[Items from an interface collection]
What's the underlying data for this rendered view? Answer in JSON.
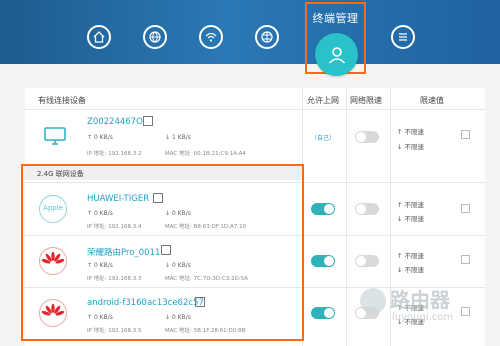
{
  "colors": {
    "header": "#2a78b5",
    "accent": "#29c2c8",
    "highlight": "#ff6a13",
    "link": "#1fa3c7",
    "huawei": "#e0262e"
  },
  "header": {
    "active_tab": "终端管理",
    "tabs": [
      "home-icon",
      "globe-icon",
      "wifi-icon",
      "globe-grid-icon",
      "user-icon",
      "menu-icon"
    ]
  },
  "table": {
    "headers": {
      "devices": "有线连接设备",
      "allow": "允许上网",
      "limit": "网络限速",
      "value": "限速值"
    },
    "wired_group": "有线连接设备",
    "wireless_group": "2.4G 联网设备"
  },
  "devices": [
    {
      "name": "Z00224467O",
      "up": "0 KB/s",
      "down": "1 KB/s",
      "ip": "IP 地址: 192.168.3.2",
      "mac": "MAC 地址: 00:1B:21:C9:1A:A4",
      "allow": "（自己）",
      "limit_up": "不限速",
      "limit_down": "不限速",
      "icon": "monitor-icon",
      "allow_on": null,
      "limit_on": false
    },
    {
      "name": "HUAWEI-TIGER",
      "up": "0 KB/s",
      "down": "0 KB/s",
      "ip": "IP 地址: 192.168.3.4",
      "mac": "MAC 地址: B8:63:DF:1D:A7:10",
      "logo": "Apple",
      "limit_up": "不限速",
      "limit_down": "不限速",
      "icon": "apple-logo",
      "allow_on": true,
      "limit_on": false
    },
    {
      "name": "荣耀路由Pro_0011",
      "up": "0 KB/s",
      "down": "0 KB/s",
      "ip": "IP 地址: 192.168.3.3",
      "mac": "MAC 地址: 7C:7D:3D:C3:2D:5A",
      "limit_up": "不限速",
      "limit_down": "不限速",
      "icon": "huawei-logo",
      "allow_on": true,
      "limit_on": false
    },
    {
      "name": "android-f3160ac13ce62c57",
      "up": "0 KB/s",
      "down": "0 KB/s",
      "ip": "IP 地址: 192.168.3.5",
      "mac": "MAC 地址: 5B:1F:28:61:D0:8B",
      "limit_up": "不限速",
      "limit_down": "不限速",
      "icon": "huawei-logo",
      "allow_on": true,
      "limit_on": false
    }
  ],
  "watermark": {
    "text": "路由器",
    "url": "luyouqi.com"
  }
}
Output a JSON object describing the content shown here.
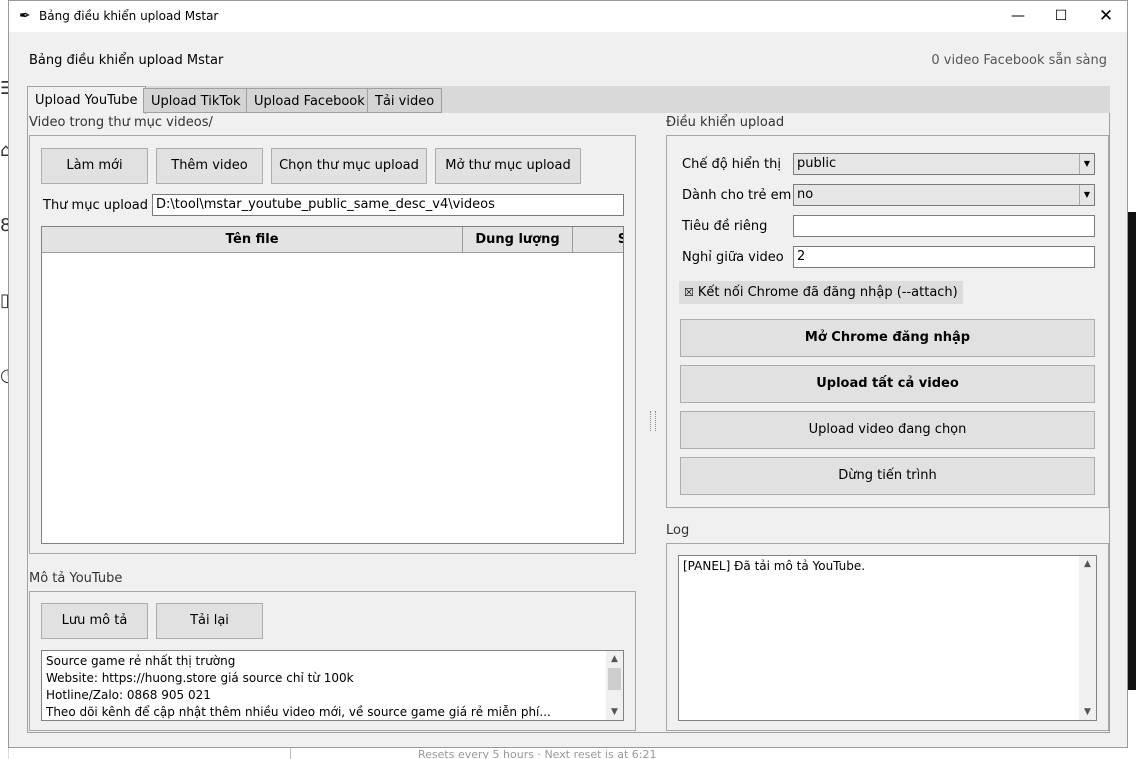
{
  "window": {
    "title": "Bảng điều khiển upload Mstar",
    "minimize_glyph": "—",
    "maximize_glyph": "☐",
    "close_glyph": "✕"
  },
  "header": {
    "title": "Bảng điều khiển upload Mstar",
    "status": "0 video Facebook sẵn sàng"
  },
  "tabs": [
    {
      "label": "Upload YouTube",
      "active": true
    },
    {
      "label": "Upload TikTok",
      "active": false
    },
    {
      "label": "Upload Facebook",
      "active": false
    },
    {
      "label": "Tải video",
      "active": false
    }
  ],
  "videos_section": {
    "label": "Video trong thư mục videos/",
    "buttons": {
      "refresh": "Làm mới",
      "add_video": "Thêm video",
      "choose_folder": "Chọn thư mục upload",
      "open_folder": "Mở thư mục upload"
    },
    "folder_label": "Thư mục upload",
    "folder_value": "D:\\tool\\mstar_youtube_public_same_desc_v4\\videos",
    "columns": [
      "Tên file",
      "Dung lượng",
      "S"
    ],
    "rows": []
  },
  "description_section": {
    "label": "Mô tả YouTube",
    "buttons": {
      "save": "Lưu mô tả",
      "reload": "Tải lại"
    },
    "lines": [
      "Source game rẻ nhất thị trường",
      "Website: https://huong.store giá source chỉ từ 100k",
      "Hotline/Zalo: 0868 905 021",
      "Theo dõi kênh để cập nhật thêm nhiều video mới, về source game giá rẻ miễn phí..."
    ]
  },
  "controls_section": {
    "label": "Điều khiển upload",
    "privacy_label": "Chế độ hiển thị",
    "privacy_value": "public",
    "kids_label": "Dành cho trẻ em",
    "kids_value": "no",
    "custom_title_label": "Tiêu đề riêng",
    "custom_title_value": "",
    "delay_label": "Nghỉ giữa video",
    "delay_value": "2",
    "attach_label": "Kết nối Chrome đã đăng nhập (--attach)",
    "attach_checked": true,
    "buttons": {
      "open_chrome": "Mở Chrome đăng nhập",
      "upload_all": "Upload tất cả video",
      "upload_selected": "Upload video đang chọn",
      "stop": "Dừng tiến trình"
    }
  },
  "log_section": {
    "label": "Log",
    "lines": [
      "[PANEL] Đã tải mô tả YouTube."
    ]
  },
  "background": {
    "bottom_text": "Resets every 5 hours · Next reset is at 6:21"
  }
}
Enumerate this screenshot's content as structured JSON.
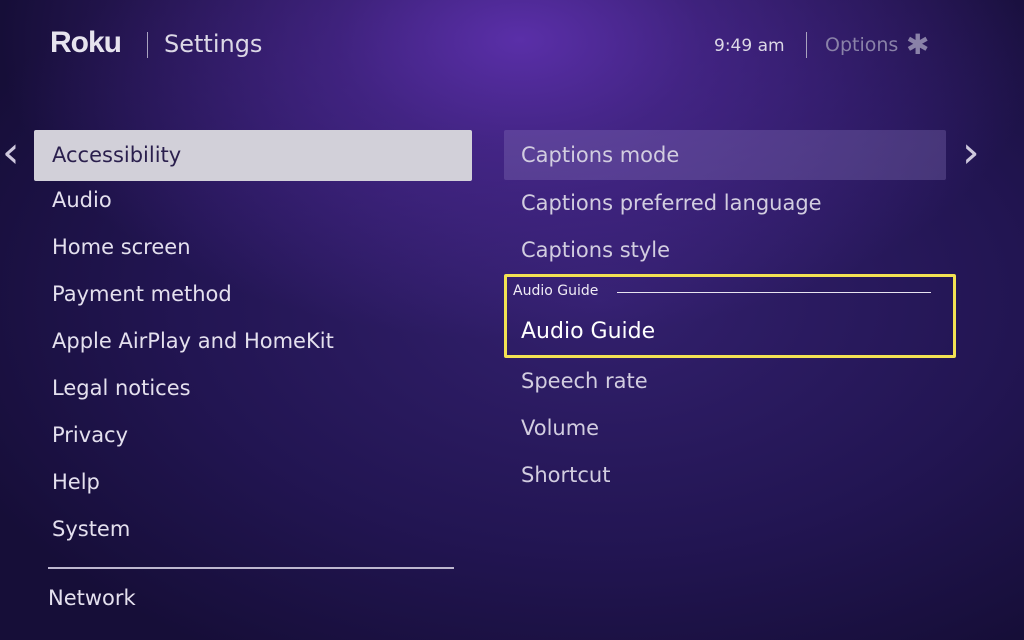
{
  "header": {
    "logo": "Roku",
    "title": "Settings",
    "time": "9:49 am",
    "options_label": "Options",
    "options_icon": "asterisk-icon"
  },
  "nav": {
    "left_arrow": "‹",
    "right_arrow": "›"
  },
  "left_menu": {
    "items": [
      {
        "label": "Accessibility",
        "selected": true
      },
      {
        "label": "Audio"
      },
      {
        "label": "Home screen"
      },
      {
        "label": "Payment method"
      },
      {
        "label": "Apple AirPlay and HomeKit"
      },
      {
        "label": "Legal notices"
      },
      {
        "label": "Privacy"
      },
      {
        "label": "Help"
      },
      {
        "label": "System"
      }
    ],
    "network": "Network"
  },
  "right_menu": {
    "items": [
      {
        "label": "Captions mode",
        "focused": true
      },
      {
        "label": "Captions preferred language"
      },
      {
        "label": "Captions style"
      }
    ],
    "audio_guide_section": {
      "header": "Audio Guide",
      "item": "Audio Guide"
    },
    "lower_items": [
      {
        "label": "Speech rate"
      },
      {
        "label": "Volume"
      },
      {
        "label": "Shortcut"
      }
    ]
  },
  "colors": {
    "highlight_border": "#f3e253",
    "selected_bg": "#d2d0d9",
    "background": "#221552"
  }
}
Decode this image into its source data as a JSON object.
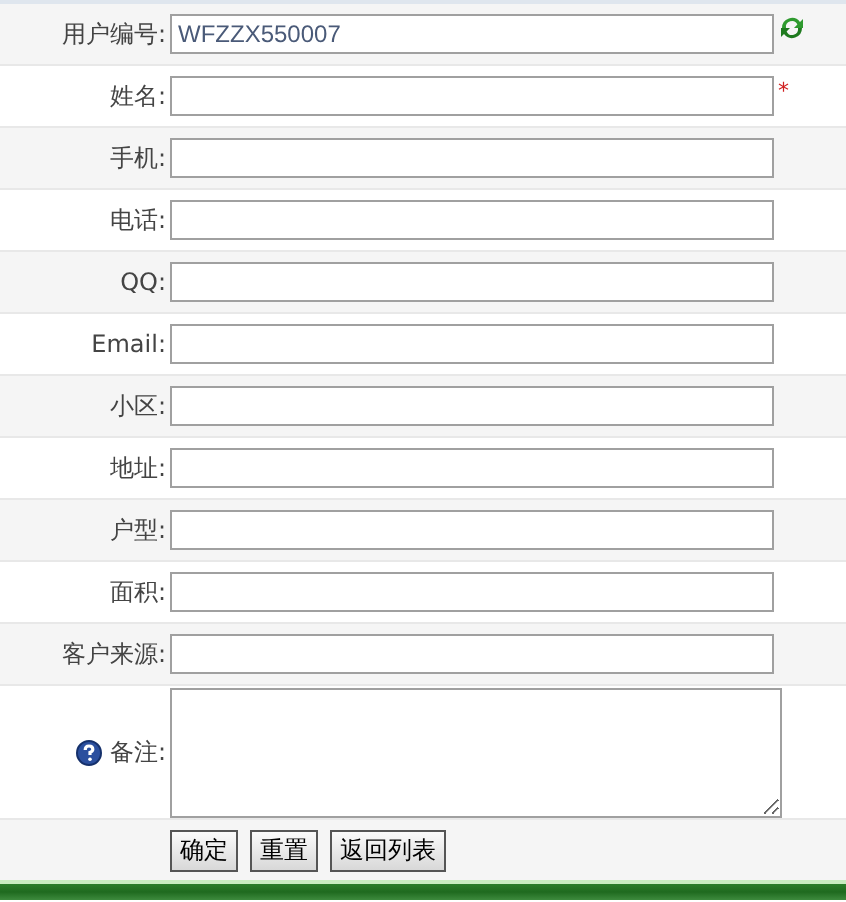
{
  "fields": [
    {
      "label": "用户编号:",
      "kind": "code",
      "value": "WFZZX550007"
    },
    {
      "label": "姓名:",
      "kind": "text",
      "suffix": "*"
    },
    {
      "label": "手机:",
      "kind": "text"
    },
    {
      "label": "电话:",
      "kind": "text"
    },
    {
      "label": "QQ:",
      "kind": "text"
    },
    {
      "label": "Email:",
      "kind": "text"
    },
    {
      "label": "小区:",
      "kind": "text"
    },
    {
      "label": "地址:",
      "kind": "text"
    },
    {
      "label": "户型:",
      "kind": "text"
    },
    {
      "label": "面积:",
      "kind": "text"
    },
    {
      "label": "客户来源:",
      "kind": "text"
    },
    {
      "label": "备注:",
      "kind": "notes"
    }
  ],
  "buttons": [
    "确定",
    "重置",
    "返回列表"
  ]
}
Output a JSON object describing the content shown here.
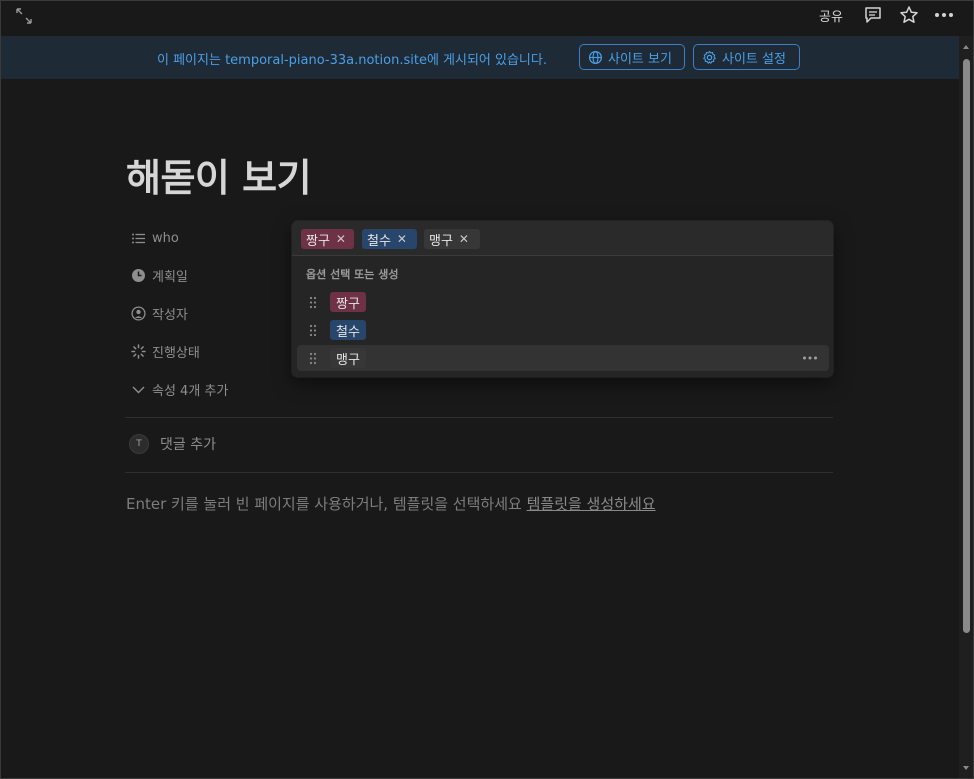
{
  "topbar": {
    "share_label": "공유"
  },
  "banner": {
    "message": "이 페이지는 temporal-piano-33a.notion.site에 게시되어 있습니다.",
    "view_site_label": "사이트 보기",
    "site_settings_label": "사이트 설정"
  },
  "page": {
    "title": "해돋이 보기",
    "properties": [
      {
        "label": "who",
        "icon": "list-icon"
      },
      {
        "label": "계획일",
        "icon": "clock-icon"
      },
      {
        "label": "작성자",
        "icon": "person-icon"
      },
      {
        "label": "진행상태",
        "icon": "loading-icon"
      }
    ],
    "more_properties_label": "속성 4개 추가",
    "comment_avatar_initial": "T",
    "comment_placeholder": "댓글 추가",
    "empty_hint": "Enter 키를 눌러 빈 페이지를 사용하거나, 템플릿을 선택하세요",
    "create_template_link": "템플릿을 생성하세요"
  },
  "popup": {
    "selected": [
      {
        "label": "짱구",
        "color": "#6e3146"
      },
      {
        "label": "철수",
        "color": "#28456c"
      },
      {
        "label": "맹구",
        "color": "#373737"
      }
    ],
    "section_label": "옵션 선택 또는 생성",
    "options": [
      {
        "label": "짱구",
        "color": "#6e3146"
      },
      {
        "label": "철수",
        "color": "#28456c"
      },
      {
        "label": "맹구",
        "color": "#373737"
      }
    ],
    "remove_glyph": "✕"
  },
  "colors": {
    "background": "#191919",
    "banner_bg": "#1e2a36",
    "accent_blue": "#4a9fe6"
  }
}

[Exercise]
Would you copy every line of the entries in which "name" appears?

[Answer for this exercise]
      "name": "Z00224467O",
      "name": "HUAWEI-TIGER",
      "name": "荣耀路由Pro_0011",
      "name": "android-f3160ac13ce62c57",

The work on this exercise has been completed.